** Study material follows **

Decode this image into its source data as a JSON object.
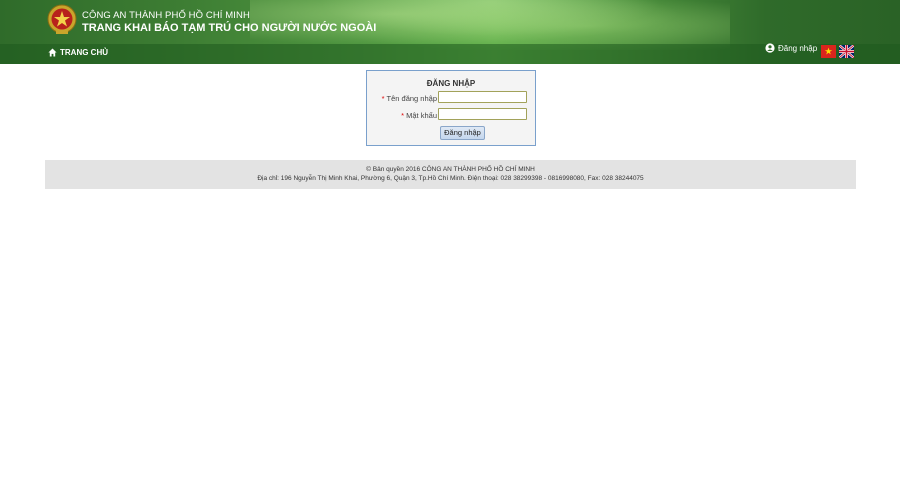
{
  "header": {
    "org_name": "CÔNG AN THÀNH PHỐ HỒ CHÍ MINH",
    "site_title": "TRANG KHAI BÁO TẠM TRÚ CHO NGƯỜI NƯỚC NGOÀI",
    "nav_home": "TRANG CHỦ",
    "login_link": "Đăng nhập"
  },
  "login": {
    "title": "ĐĂNG NHẬP",
    "required_mark": "*",
    "username_label": "Tên đăng nhập",
    "username_value": "",
    "password_label": "Mật khẩu",
    "password_value": "",
    "submit_label": "Đăng nhập"
  },
  "footer": {
    "copyright": "© Bản quyền 2016 CÔNG AN THÀNH PHỐ HỒ CHÍ MINH",
    "address": "Địa chỉ: 196 Nguyễn Thị Minh Khai, Phường 6, Quận 3, Tp.Hồ Chí Minh. Điện thoại: 028 38299398 - 0816998080, Fax: 028 38244075"
  },
  "icons": {
    "logo": "police-emblem-icon",
    "home": "home-icon",
    "user": "user-icon",
    "flag_vn": "vietnam-flag-icon",
    "flag_en": "uk-flag-icon"
  },
  "colors": {
    "header_green": "#3d7d33",
    "box_border": "#7aa0cc",
    "footer_bg": "#e3e3e3",
    "required": "#dd0000"
  }
}
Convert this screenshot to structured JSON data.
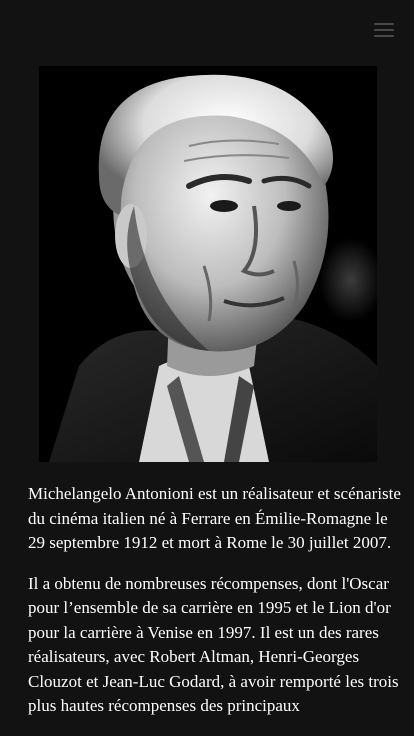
{
  "header": {
    "menu_icon": "hamburger-menu-icon"
  },
  "portrait": {
    "alt": "Michelangelo Antonioni"
  },
  "article": {
    "paragraphs": [
      "Michelangelo Antonioni est un réalisateur et scénariste du cinéma italien né à Ferrare en Émilie-Romagne le 29 septembre 1912 et mort à Rome le 30 juillet 2007.",
      "Il a obtenu de nombreuses récompenses, dont l'Oscar pour l’ensemble de sa carrière en 1995 et le Lion d'or pour la carrière à Venise en 1997. Il est un des rares réalisateurs, avec Robert Altman, Henri-Georges Clouzot et Jean-Luc Godard, à avoir remporté les trois plus hautes récompenses des principaux"
    ]
  }
}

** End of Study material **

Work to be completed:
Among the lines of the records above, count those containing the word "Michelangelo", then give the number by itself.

Exercise response:
2